The Khata Corridor is a 15-mile pathway along the shared border of Nepal’s Bardia National Park and India’s Katarniaghat Wildlife Sanctuary. Its short distance belies its significance for people and wildlife in the region.
Nearly two decades ago, this area of the Khata Forest was a degraded patch of land. Now, lush with trees, shrubs, and grasslands, it hosts tigers, rhinos, and dozens of other species as the Khata Corridor.
Wildlife corridors like this one serve as a connecting pathway that allows wildlife to safely move from one wild area to another. Animals often travel vast distances in search of water, food, shelter, and opportunities to mate. But the wild spaces in which they roam are often interrupted by fences, roads, and other human infrastructure.
The Khata Corridor was established with collaborative efforts from local communities, the Nepal government, and WWF so wildlife could move securely. The increase in wildlife through the corridor has also helped local tourism in the area and provided opportunities for community members to engage first-hand in conservation. The camera trap images below–captured by a group of local citizen scientists–show the abundance of life within the Khata Corridor.
The largest of all rhino species, the greater one-horned rhino was near extinction at the start of the 20th century. Today, with a population around 4,000, heirs is one of the greatest species recovery stories in India and Nepal.
Here a leopard and its cub explore the Khata Corridor. Leopard cubs stay with their mothers for about two years until they’ve learned to hunt and be independent. Leopards rest in treetops but move along the ground to find prey and change locations.
Tigers are a keystone species: At the top of the food chain, tigers impact the composition and number of prey species, which in turn affects the vegetation. Their presence is a sign of a healthy ecosystem. Tigers also require large spaces to roam–about 7 to 58 square miles for an adult male in Nepal–and the Khata Corridor is essential for their survival in the region.
The camera traps show a corridor abuzz with animal activity, including a spotted deer and gray langur. Community-based anti-poaching units and forest coordination committees have helped ensure the conservation success of Khata.

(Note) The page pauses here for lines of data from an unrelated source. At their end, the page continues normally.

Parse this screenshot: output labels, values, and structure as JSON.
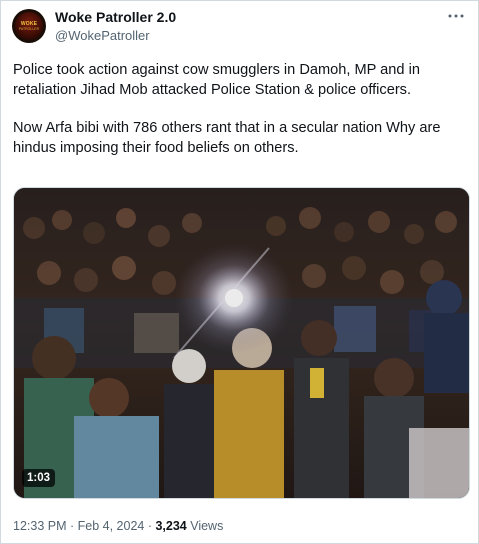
{
  "author": {
    "name": "Woke Patroller 2.0",
    "handle": "@WokePatroller",
    "avatar_text": "WOKE",
    "avatar_subtext": "PATROLLER"
  },
  "more_icon": "more-horizontal-icon",
  "tweet": {
    "paragraph_1": "Police took action against cow smugglers in Damoh, MP and in retaliation Jihad Mob attacked Police Station & police officers.",
    "paragraph_2": "Now Arfa bibi with 786 others rant that in a secular nation Why are hindus imposing their food beliefs on others."
  },
  "video": {
    "duration": "1:03"
  },
  "meta": {
    "time": "12:33 PM",
    "separator_1": " · ",
    "date": "Feb 4, 2024",
    "separator_2": " · ",
    "views_count": "3,234",
    "views_label": " Views"
  },
  "colors": {
    "text_primary": "#0f1419",
    "text_secondary": "#536471",
    "border": "#cfd9de"
  }
}
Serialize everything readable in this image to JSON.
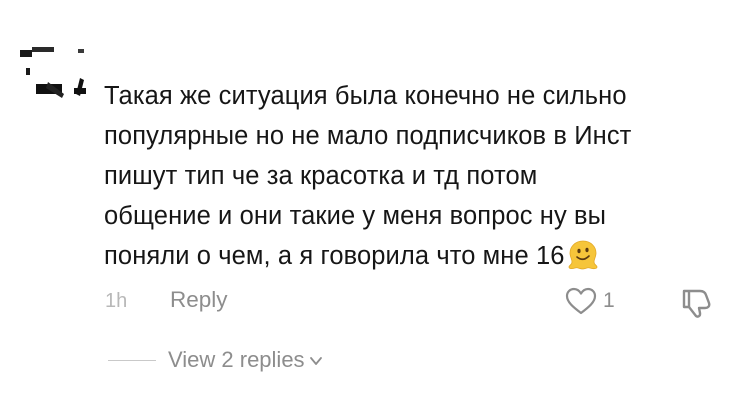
{
  "comment": {
    "text": "Такая же ситуация была конечно не сильно\nпопулярные но не мало подписчиков в Инст\nпишут тип че за красотка и тд потом\nобщение и они такие у меня вопрос ну вы\nпоняли о чем, а я говорила что мне 16",
    "emoji": "melting-face-emoji",
    "avatar": "redacted-avatar"
  },
  "meta": {
    "timestamp": "1h",
    "reply_label": "Reply",
    "like_icon": "heart-outline-icon",
    "like_count": "1",
    "dislike_icon": "thumbs-down-icon"
  },
  "replies": {
    "label": "View 2 replies",
    "icon": "chevron-down-icon"
  },
  "colors": {
    "text": "#161616",
    "muted": "#8d8d8d",
    "timestamp": "#b8b8b8",
    "emoji": "#f6c53a"
  }
}
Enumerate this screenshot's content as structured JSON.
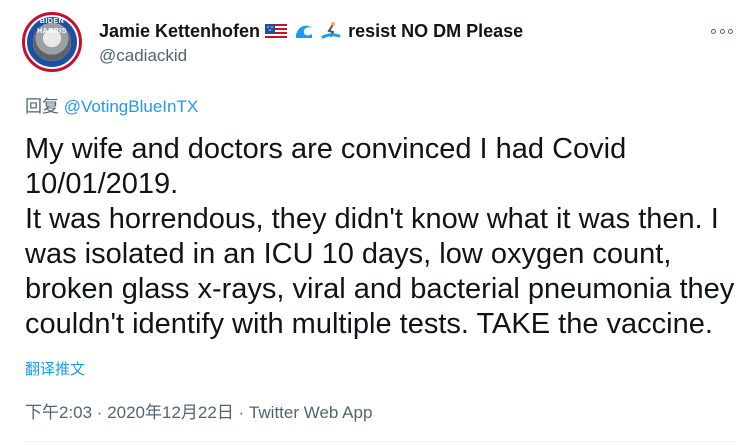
{
  "author": {
    "display_name": "Jamie Kettenhofen",
    "display_name_suffix": "resist NO DM Please",
    "handle": "@cadiackid",
    "avatar_text": "BIDEN HARRIS",
    "emoji_icons": [
      "us-flag-icon",
      "wave-icon",
      "surfer-icon"
    ]
  },
  "reply": {
    "prefix": "回复",
    "mention": "@VotingBlueInTX"
  },
  "tweet": {
    "lines": [
      "My wife and doctors are convinced I had Covid",
      "10/01/2019.",
      "It was horrendous, they didn't know what it was then. I",
      "was isolated in an ICU 10 days, low oxygen count,",
      "broken glass x-rays, viral and bacterial pneumonia they",
      "couldn't identify with multiple tests. TAKE the vaccine."
    ],
    "translate_label": "翻译推文",
    "timestamp": "下午2:03 · 2020年12月22日 · Twitter Web App"
  },
  "colors": {
    "link": "#1d9bf0",
    "secondary_text": "#536471",
    "primary_text": "#0f1419"
  }
}
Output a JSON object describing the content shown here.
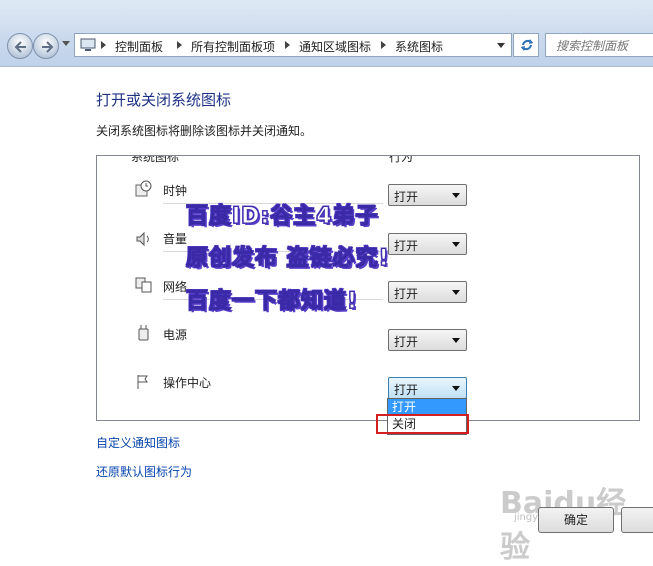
{
  "breadcrumb": {
    "items": [
      "控制面板",
      "所有控制面板项",
      "通知区域图标",
      "系统图标"
    ]
  },
  "search": {
    "placeholder": "搜索控制面板"
  },
  "page": {
    "title": "打开或关闭系统图标",
    "description": "关闭系统图标将删除该图标并关闭通知。"
  },
  "table": {
    "headers": {
      "icon": "系统图标",
      "behavior": "行为"
    },
    "rows": [
      {
        "label": "时钟",
        "icon": "clock-icon",
        "value": "打开"
      },
      {
        "label": "音量",
        "icon": "volume-icon",
        "value": "打开"
      },
      {
        "label": "网络",
        "icon": "network-icon",
        "value": "打开"
      },
      {
        "label": "电源",
        "icon": "power-icon",
        "value": "打开"
      },
      {
        "label": "操作中心",
        "icon": "flag-icon",
        "value": "打开"
      }
    ]
  },
  "dropdown": {
    "options": [
      "打开",
      "关闭"
    ],
    "highlighted": "打开",
    "annotated": "关闭"
  },
  "links": {
    "customize": "自定义通知图标",
    "restore": "还原默认图标行为"
  },
  "buttons": {
    "ok": "确定"
  },
  "watermark": {
    "lines": [
      "百度ID:谷主4弟子",
      "原创发布 盗链必究!",
      "百度一下都知道!"
    ],
    "logo_text": "Baidu经验",
    "logo_sub": "jingyan.baidu.com"
  },
  "colors": {
    "title": "#1e3287",
    "link": "#0645ad",
    "selected": "#3399ff",
    "annotation": "#d41f1f"
  }
}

With a wingspan of more than six feet, giant hornbills scatter and distribute seeds as they fly across a landscape which allows vegetation to thrive.